EXTRACTED RECORDS:

⁂

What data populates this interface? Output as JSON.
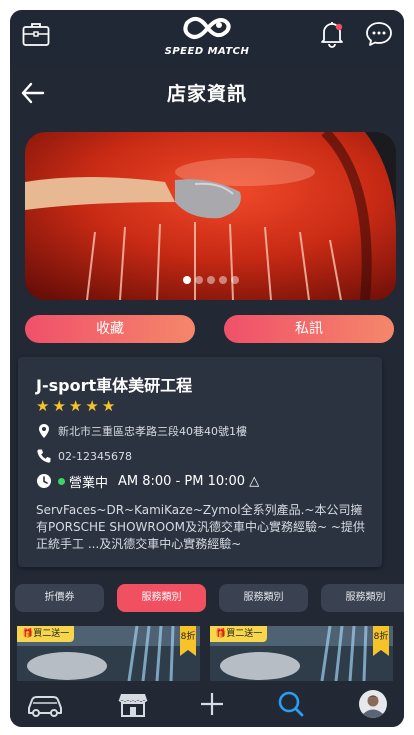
{
  "header": {
    "brand": "SPEED MATCH",
    "icons": {
      "left": "briefcase-icon",
      "bell": "bell-icon",
      "chat": "chat-icon"
    },
    "has_notification": true
  },
  "page": {
    "title": "店家資訊"
  },
  "banner": {
    "slides": 5,
    "active": 0
  },
  "actions": {
    "favorite": "收藏",
    "message": "私訊"
  },
  "store": {
    "name": "J-sport車体美研工程",
    "rating": 5,
    "address": "新北市三重區忠孝路三段40巷40號1樓",
    "phone": "02-12345678",
    "status": "營業中",
    "hours": "AM 8:00 - PM 10:00 △",
    "description": "ServFaces~DR~KamiKaze~Zymol全系列產品.~本公司擁有PORSCHE SHOWROOM及汎德交車中心實務經驗~ ~提供正統手工 ...及汎德交車中心實務經驗~"
  },
  "tabs": [
    "折價券",
    "服務類別",
    "服務類別",
    "服務類別"
  ],
  "active_tab": 1,
  "promos": [
    {
      "badge": "買二送一",
      "discount": "8折"
    },
    {
      "badge": "買二送一",
      "discount": "8折"
    }
  ],
  "nav": [
    "car-icon",
    "store-icon",
    "plus-icon",
    "search-icon",
    "avatar"
  ],
  "colors": {
    "accent": "#f05060",
    "star": "#f6c32a",
    "active_nav": "#2a9df4",
    "background": "#222935"
  }
}
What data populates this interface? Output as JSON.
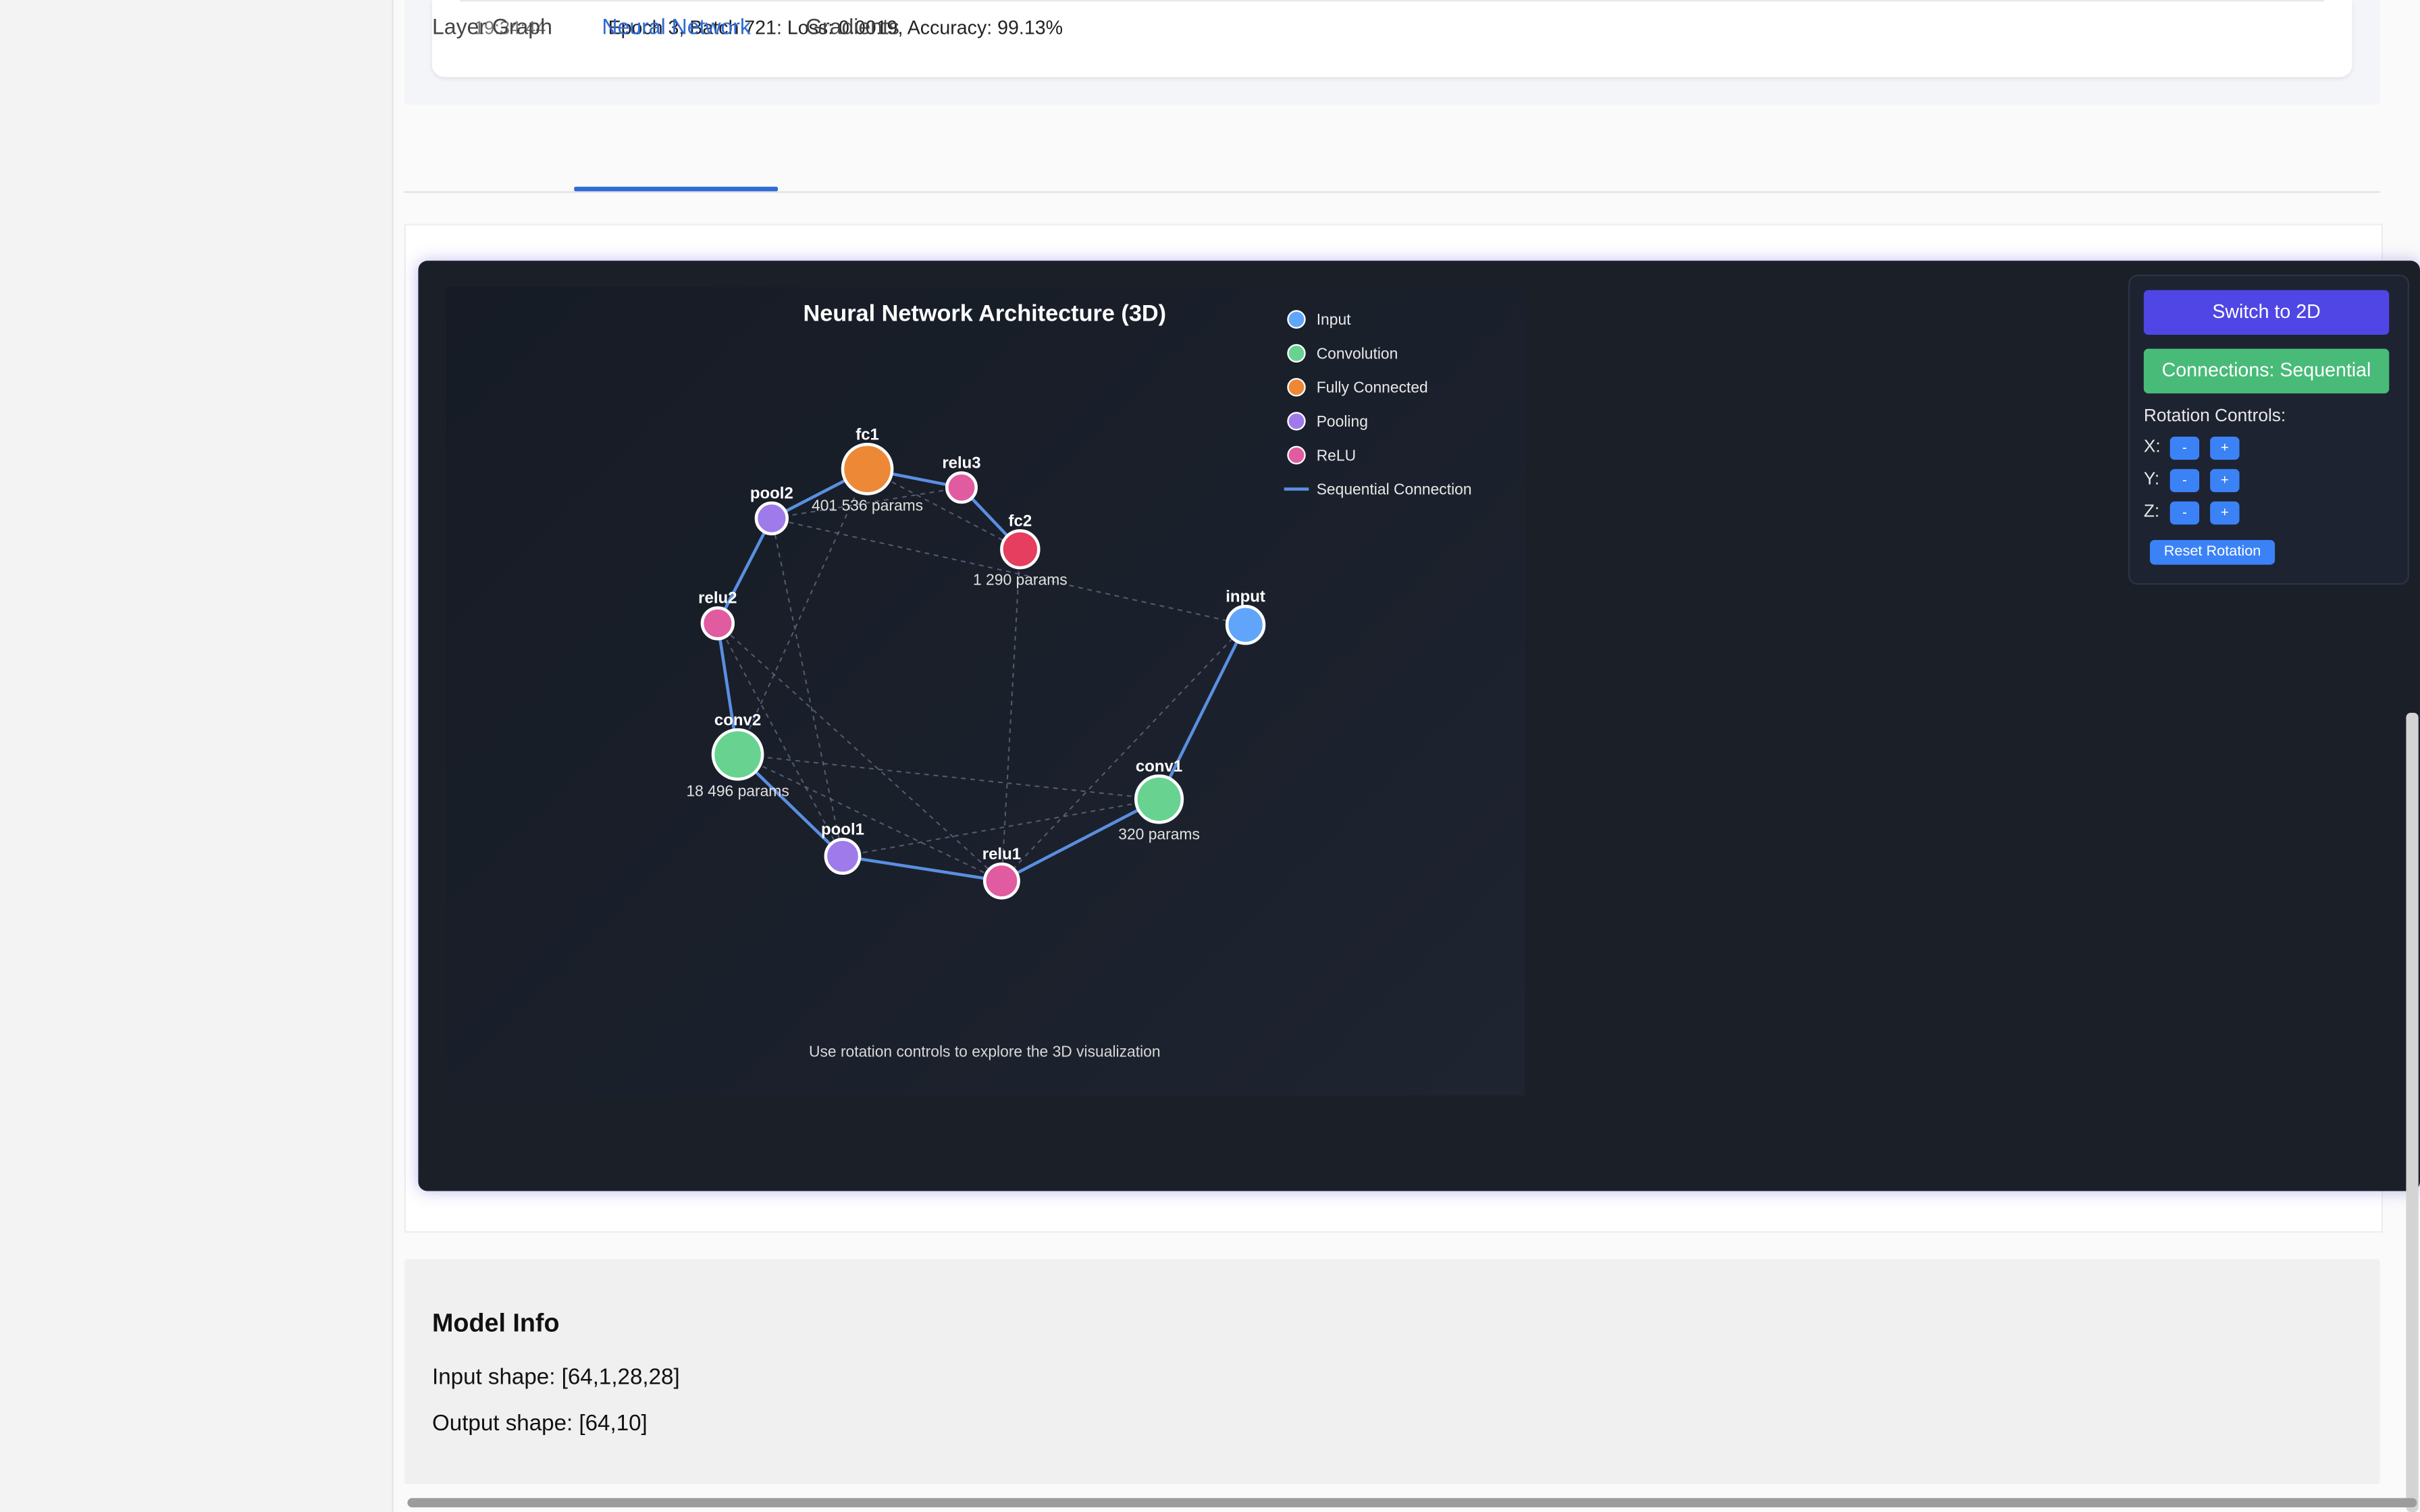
{
  "log": {
    "time": "19:34:44",
    "message": "Epoch 3, Batch 721: Loss: 0.0019, Accuracy: 99.13%"
  },
  "tabs": [
    {
      "label": "Layer Graph",
      "active": false
    },
    {
      "label": "Neural Network",
      "active": true
    },
    {
      "label": "Gradients",
      "active": false
    }
  ],
  "viz": {
    "title": "Neural Network Architecture (3D)",
    "hint": "Use rotation controls to explore the 3D visualization",
    "legend": [
      {
        "label": "Input",
        "color": "#60a5fa"
      },
      {
        "label": "Convolution",
        "color": "#68d391"
      },
      {
        "label": "Fully Connected",
        "color": "#ed8936"
      },
      {
        "label": "Pooling",
        "color": "#9f7aea"
      },
      {
        "label": "ReLU",
        "color": "#e15ba0"
      },
      {
        "label": "Sequential Connection",
        "color": "#5a8fe0"
      }
    ],
    "nodes": [
      {
        "id": "input",
        "label": "input",
        "type": "Input",
        "params": ""
      },
      {
        "id": "conv1",
        "label": "conv1",
        "type": "Convolution",
        "params": "320 params"
      },
      {
        "id": "relu1",
        "label": "relu1",
        "type": "ReLU",
        "params": ""
      },
      {
        "id": "pool1",
        "label": "pool1",
        "type": "Pooling",
        "params": ""
      },
      {
        "id": "conv2",
        "label": "conv2",
        "type": "Convolution",
        "params": "18 496 params"
      },
      {
        "id": "relu2",
        "label": "relu2",
        "type": "ReLU",
        "params": ""
      },
      {
        "id": "pool2",
        "label": "pool2",
        "type": "Pooling",
        "params": ""
      },
      {
        "id": "fc1",
        "label": "fc1",
        "type": "Fully Connected",
        "params": "401 536 params"
      },
      {
        "id": "relu3",
        "label": "relu3",
        "type": "ReLU",
        "params": ""
      },
      {
        "id": "fc2",
        "label": "fc2",
        "type": "Output",
        "params": "1 290 params"
      }
    ],
    "type_colors": {
      "Input": "#60a5fa",
      "Convolution": "#68d391",
      "Fully Connected": "#ed8936",
      "Pooling": "#9f7aea",
      "ReLU": "#e15ba0",
      "Output": "#e53e5e"
    }
  },
  "controls": {
    "switch_label": "Switch to 2D",
    "connections_label": "Connections: Sequential",
    "rotation_title": "Rotation Controls:",
    "axes": [
      {
        "label": "X:",
        "minus": "-",
        "plus": "+"
      },
      {
        "label": "Y:",
        "minus": "-",
        "plus": "+"
      },
      {
        "label": "Z:",
        "minus": "-",
        "plus": "+"
      }
    ],
    "reset_label": "Reset Rotation"
  },
  "model_info": {
    "title": "Model Info",
    "input_shape": "Input shape: [64,1,28,28]",
    "output_shape": "Output shape: [64,10]"
  }
}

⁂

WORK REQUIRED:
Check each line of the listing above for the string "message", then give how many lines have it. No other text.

TASK ANSWER:
2